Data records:
═══

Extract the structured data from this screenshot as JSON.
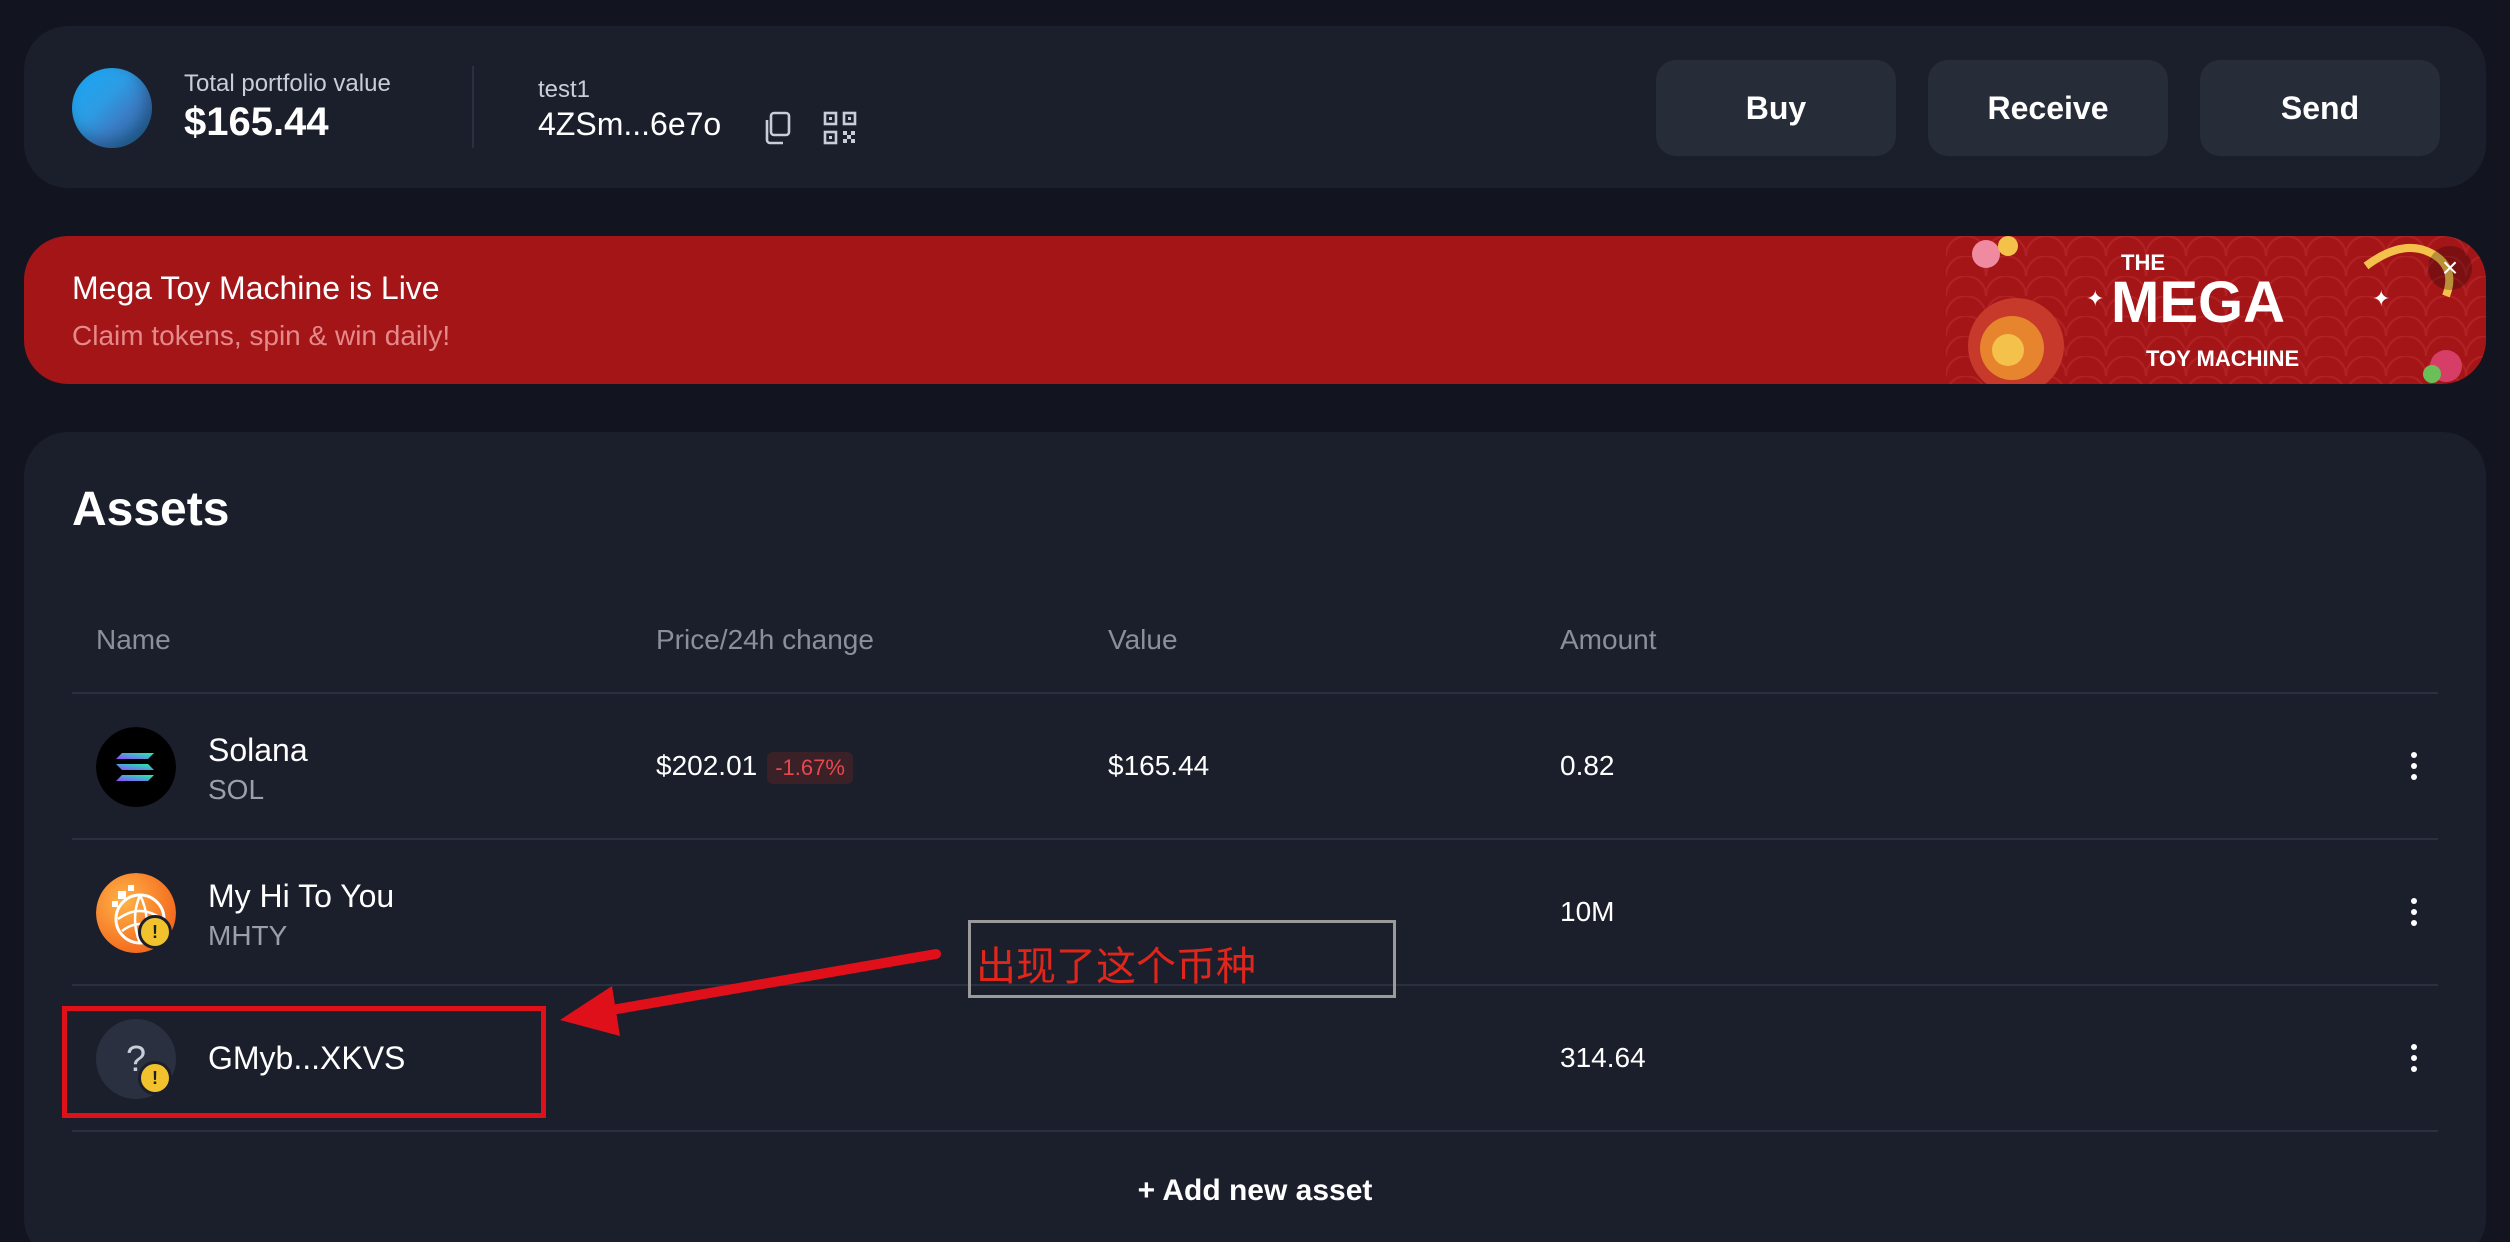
{
  "header": {
    "portfolio_label": "Total portfolio value",
    "portfolio_value": "$165.44",
    "wallet_name": "test1",
    "wallet_address": "4ZSm...6e7o",
    "buttons": {
      "buy": "Buy",
      "receive": "Receive",
      "send": "Send"
    }
  },
  "banner": {
    "title": "Mega Toy Machine is Live",
    "subtitle": "Claim tokens, spin & win daily!",
    "art_line1": "THE",
    "art_line2": "MEGA",
    "art_line3": "TOY MACHINE",
    "close_glyph": "×"
  },
  "assets": {
    "title": "Assets",
    "columns": {
      "name": "Name",
      "price": "Price/24h change",
      "value": "Value",
      "amount": "Amount"
    },
    "rows": [
      {
        "name": "Solana",
        "symbol": "SOL",
        "price": "$202.01",
        "change": "-1.67%",
        "value": "$165.44",
        "amount": "0.82",
        "icon": "solana-icon"
      },
      {
        "name": "My Hi To You",
        "symbol": "MHTY",
        "price": "",
        "change": "",
        "value": "",
        "amount": "10M",
        "icon": "mhty-token-icon",
        "warning": "!"
      },
      {
        "name": "GMyb...XKVS",
        "symbol": "",
        "price": "",
        "change": "",
        "value": "",
        "amount": "314.64",
        "icon": "unknown-token-icon",
        "icon_glyph": "?",
        "warning": "!"
      }
    ],
    "add_label": "+ Add new asset"
  },
  "annotation": {
    "text": "出现了这个币种",
    "color": "#e0261b"
  },
  "colors": {
    "background": "#121520",
    "card": "#1b1f2b",
    "button": "#272c39",
    "banner": "#a41518",
    "negative": "#e5484d",
    "warning": "#f2c12e"
  }
}
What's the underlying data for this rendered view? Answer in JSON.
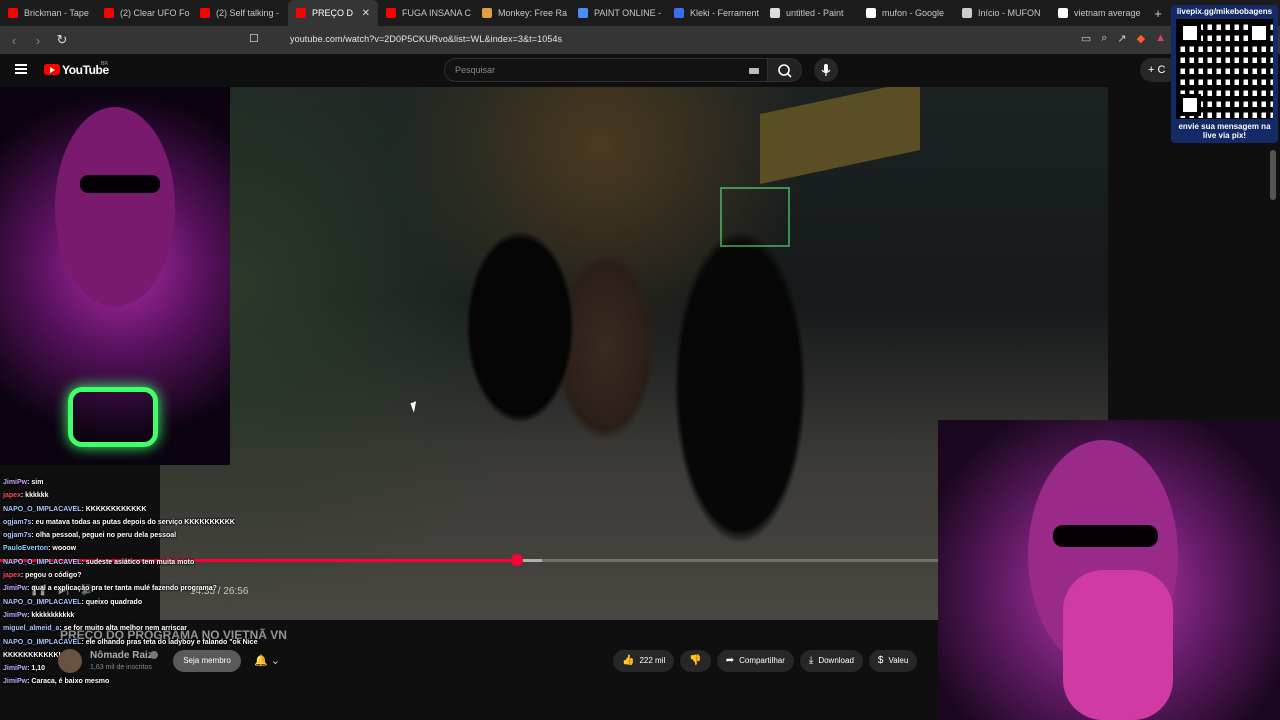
{
  "browser": {
    "tabs": [
      {
        "label": "Brickman - Tape",
        "color": "#ff0000"
      },
      {
        "label": "(2) Clear UFO Fo",
        "color": "#ff0000"
      },
      {
        "label": "(2) Self talking -",
        "color": "#ff0000"
      },
      {
        "label": "PREÇO D",
        "color": "#ff0000",
        "active": true
      },
      {
        "label": "FUGA INSANA C",
        "color": "#ff0000"
      },
      {
        "label": "Monkey: Free Ra",
        "color": "#e0a040"
      },
      {
        "label": "PAINT ONLINE -",
        "color": "#4a8cff"
      },
      {
        "label": "Kleki - Ferrament",
        "color": "#3a6cff"
      },
      {
        "label": "untitled - Paint",
        "color": "#dddddd"
      },
      {
        "label": "mufon - Google",
        "color": "#ffffff"
      },
      {
        "label": "Início - MUFON",
        "color": "#cccccc"
      },
      {
        "label": "vietnam average",
        "color": "#ffffff"
      }
    ],
    "url": "youtube.com/watch?v=2D0P5CKURvo&list=WL&index=3&t=1054s"
  },
  "youtube": {
    "logo_text": "YouTube",
    "country": "BR",
    "search_placeholder": "Pesquisar",
    "create_label": "C"
  },
  "overlay": {
    "qr_top": "livepix.gg/mikebobagens",
    "qr_bottom": "envie sua mensagem na live via pix!"
  },
  "player": {
    "progress_fraction": 0.551,
    "buffer_fraction": 0.578,
    "time": "14:35 / 26:56",
    "title_overlay": "PREÇO DO PROGRAMA NO VIETNÃ VN"
  },
  "chat": [
    {
      "user": "JimiPw",
      "text": ": sim"
    },
    {
      "user": "japex",
      "text": ": kkkkkk"
    },
    {
      "user": "NAPO_O_IMPLACAVEL",
      "text": ": KKKKKKKKKKKK"
    },
    {
      "user": "ogjam7s",
      "text": ": eu matava todas as putas depois do serviço KKKKKKKKKK"
    },
    {
      "user": "ogjam7s",
      "text": ": olha pessoal, peguei no peru dela pessoal"
    },
    {
      "user": "PauloEverton",
      "text": ": wooow"
    },
    {
      "user": "NAPO_O_IMPLACAVEL",
      "text": ": sudeste asiático tem muita moto"
    },
    {
      "user": "japex",
      "text": ": pegou o código?"
    },
    {
      "user": "JimiPw",
      "text": ": qual a explicação pra ter tanta mulé fazendo programa?"
    },
    {
      "user": "NAPO_O_IMPLACAVEL",
      "text": ": queixo quadrado"
    },
    {
      "user": "JimiPw",
      "text": ": kkkkkkkkkkk"
    },
    {
      "user": "miguel_almeid_a",
      "text": ": se for muito alta melhor nem arriscar"
    },
    {
      "user": "NAPO_O_IMPLACAVEL",
      "text": ": ele olhando pras teta do ladyboy e falando \"ok Nice"
    },
    {
      "user": "",
      "text": "KKKKKKKKKKKKK"
    },
    {
      "user": "JimiPw",
      "text": ": 1,10"
    },
    {
      "user": "JimiPw",
      "text": ": Caraca, é baixo mesmo"
    }
  ],
  "channel": {
    "name": "Nômade Raiz",
    "subscribers": "1,63 mil de inscritos",
    "member_label": "Seja membro"
  },
  "actions": {
    "likes": "222 mil",
    "share": "Compartilhar",
    "download": "Download",
    "thanks": "Valeu"
  }
}
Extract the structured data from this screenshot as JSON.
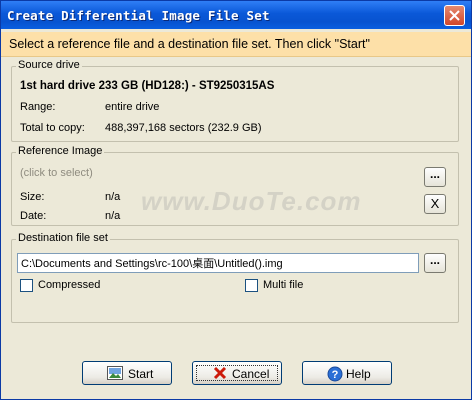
{
  "window": {
    "title": "Create Differential Image File Set"
  },
  "banner": {
    "text": "Select a reference file and a destination file set. Then click \"Start\""
  },
  "source": {
    "legend": "Source drive",
    "drive": "1st hard drive 233 GB (HD128:) - ST9250315AS",
    "range_label": "Range:",
    "range_value": "entire drive",
    "total_label": "Total to copy:",
    "total_value": "488,397,168 sectors (232.9 GB)"
  },
  "reference": {
    "legend": "Reference Image",
    "placeholder": "(click to select)",
    "size_label": "Size:",
    "size_value": "n/a",
    "date_label": "Date:",
    "date_value": "n/a",
    "browse_label": "...",
    "clear_label": "X"
  },
  "destination": {
    "legend": "Destination file set",
    "path": "C:\\Documents and Settings\\rc-100\\桌面\\Untitled().img",
    "browse_label": "...",
    "compressed_label": "Compressed",
    "compressed_checked": false,
    "multifile_label": "Multi file",
    "multifile_checked": false
  },
  "buttons": {
    "start": "Start",
    "cancel": "Cancel",
    "help": "Help"
  },
  "watermark": "www.DuoTe.com",
  "colors": {
    "titlebar": "#0a58d8",
    "banner": "#fde0a8",
    "dialog": "#ece9d8"
  },
  "icons": [
    "close-icon",
    "start-icon",
    "cancel-x-icon",
    "help-icon"
  ]
}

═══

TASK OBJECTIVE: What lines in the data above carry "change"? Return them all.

FINAL ANSWER:
      "price": "Price/24h change",
        "change": "-1.67%",
        "change": "",
        "change": "",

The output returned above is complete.